It allows you to prevent others from using your invention for commercial purposes for up to 20 years. You decide who has permission to produce, sell or import your invention in countries where you have a valid patent. You can also exchange your patent, for example, sell it or license the use of your invention, you can patent products (e.g. heated ski boots) and processes (for example, for example).
However, the invention must solve a problem in a new, non-obvious and technical way. In the example of ski boots, the problem of cold feet when skiing is solved by installing self-regulating heating elements in the boots. Patents are granted for new and useful inventions, and give you the right to prevent others from making, using or selling your invention. The concept of intellectual property relates to the fact that certain products of human intellect must enjoy the same protective rights that apply to physical property, which are called tangible assets.
However, the value of property tends to be reflected in the share price, as market participants are aware of the existence of intellectual property. Intellectual property is a broad categorical description for the set of intangible assets that are owned and legally protected by a company or individual against external use or implementation without consent. Just as your physical property is protected from theft and damage, your intellectual property is also protected. Intellectual property can represent a competitive advantage and, as a result, is heavily guarded and protected by the companies that own the property.
While it is an intangible asset, intellectual property can be much more valuable than the physical assets of a company. Certain rights, known as Intellectual Property Rights (IPR), are attached to intellectual property and cannot be infringed by those who are not authorized to use them. Intellectual property (IP) refers to creations of the mind, such as inventions, literary and artistic works, designs and symbols, names and images used in commerce. Intellectual property can be used for a variety of reasons, such as branding and marketing, as well as to protect assets that offer a competitive advantage.
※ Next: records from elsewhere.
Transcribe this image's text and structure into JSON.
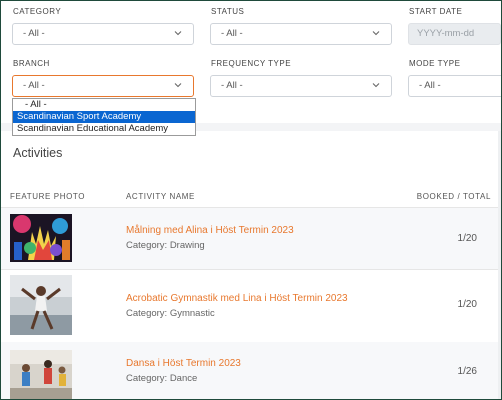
{
  "filters": {
    "category_label": "CATEGORY",
    "category_value": "- All -",
    "status_label": "STATUS",
    "status_value": "- All -",
    "start_date_label": "START DATE",
    "start_date_placeholder": "YYYY-mm-dd",
    "branch_label": "BRANCH",
    "branch_value": "- All -",
    "frequency_label": "FREQUENCY TYPE",
    "frequency_value": "- All -",
    "mode_label": "MODE TYPE",
    "mode_value": "- All -"
  },
  "branch_dropdown": {
    "options": [
      "- All -",
      "Scandinavian Sport Academy",
      "Scandinavian Educational Academy"
    ],
    "highlighted_index": 1
  },
  "activities": {
    "title": "Activities",
    "columns": {
      "photo": "FEATURE PHOTO",
      "name": "ACTIVITY NAME",
      "booked": "BOOKED / TOTAL"
    },
    "rows": [
      {
        "name": "Målning med Alina i Höst Termin 2023",
        "category": "Category: Drawing",
        "booked": "1/20"
      },
      {
        "name": "Acrobatic Gymnastik med Lina i Höst Termin 2023",
        "category": "Category: Gymnastic",
        "booked": "1/20"
      },
      {
        "name": "Dansa i Höst Termin 2023",
        "category": "Category: Dance",
        "booked": "1/26"
      }
    ]
  },
  "colors": {
    "accent": "#e8782e",
    "selected_option": "#0a66d1",
    "frame_border": "#1f4a3b"
  }
}
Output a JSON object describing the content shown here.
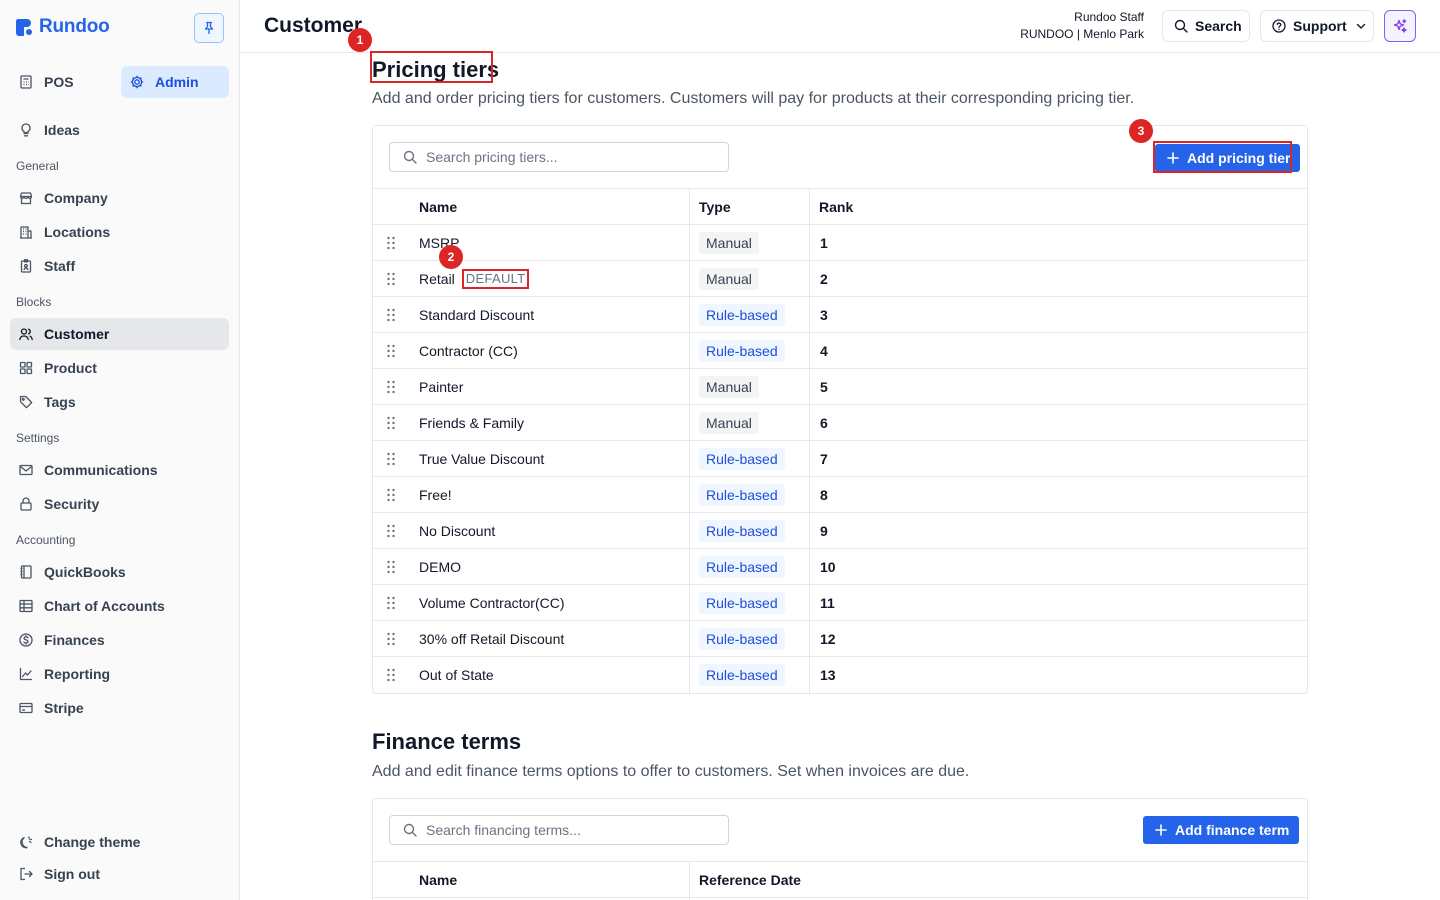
{
  "app": {
    "brand": "Rundoo",
    "colors": {
      "accent": "#2563eb",
      "annotation": "#dc2626",
      "ai": "#8b5cf6"
    }
  },
  "sidebar": {
    "mode_toggle": {
      "pos_label": "POS",
      "admin_label": "Admin",
      "active": "Admin"
    },
    "ideas_label": "Ideas",
    "sections": {
      "general": "General",
      "blocks": "Blocks",
      "settings": "Settings",
      "accounting": "Accounting"
    },
    "items": {
      "company": "Company",
      "locations": "Locations",
      "staff": "Staff",
      "customer": "Customer",
      "product": "Product",
      "tags": "Tags",
      "communications": "Communications",
      "security": "Security",
      "quickbooks": "QuickBooks",
      "chart_of_accounts": "Chart of Accounts",
      "finances": "Finances",
      "reporting": "Reporting",
      "stripe": "Stripe"
    },
    "active_item": "Customer",
    "footer": {
      "change_theme": "Change theme",
      "sign_out": "Sign out"
    }
  },
  "header": {
    "title": "Customer",
    "user_name": "Rundoo Staff",
    "user_location": "RUNDOO | Menlo Park",
    "search_label": "Search",
    "support_label": "Support"
  },
  "pricing": {
    "title": "Pricing tiers",
    "description": "Add and order pricing tiers for customers. Customers will pay for products at their corresponding pricing tier.",
    "search_placeholder": "Search pricing tiers...",
    "add_label": "Add pricing tier",
    "columns": {
      "name": "Name",
      "type": "Type",
      "rank": "Rank"
    },
    "default_badge": "DEFAULT",
    "rows": [
      {
        "name": "MSRP",
        "type": "Manual",
        "rank": "1"
      },
      {
        "name": "Retail",
        "type": "Manual",
        "rank": "2",
        "is_default": true
      },
      {
        "name": "Standard Discount",
        "type": "Rule-based",
        "rank": "3"
      },
      {
        "name": "Contractor (CC)",
        "type": "Rule-based",
        "rank": "4"
      },
      {
        "name": "Painter",
        "type": "Manual",
        "rank": "5"
      },
      {
        "name": "Friends & Family",
        "type": "Manual",
        "rank": "6"
      },
      {
        "name": "True Value Discount",
        "type": "Rule-based",
        "rank": "7"
      },
      {
        "name": "Free!",
        "type": "Rule-based",
        "rank": "8"
      },
      {
        "name": "No Discount",
        "type": "Rule-based",
        "rank": "9"
      },
      {
        "name": "DEMO",
        "type": "Rule-based",
        "rank": "10"
      },
      {
        "name": "Volume Contractor(CC)",
        "type": "Rule-based",
        "rank": "11"
      },
      {
        "name": "30% off Retail Discount",
        "type": "Rule-based",
        "rank": "12"
      },
      {
        "name": "Out of State",
        "type": "Rule-based",
        "rank": "13"
      }
    ]
  },
  "finance": {
    "title": "Finance terms",
    "description": "Add and edit finance terms options to offer to customers. Set when invoices are due.",
    "search_placeholder": "Search financing terms...",
    "add_label": "Add finance term",
    "columns": {
      "name": "Name",
      "reference_date": "Reference Date"
    }
  },
  "annotations": [
    "1",
    "2",
    "3"
  ]
}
Budget the time and money you'll need to properly secure the rights to your creations and describe how you plan to protect your intellectual assets. Extracting value from intellectual property and preventing others from gaining value from it is an important responsibility for any company. Many forms of intellectual property cannot be listed on the balance sheet as assets, since there are no specific accounting principles for valuing each asset. Start by listing all your intellectual property assets, and then think about which assets need to be protected.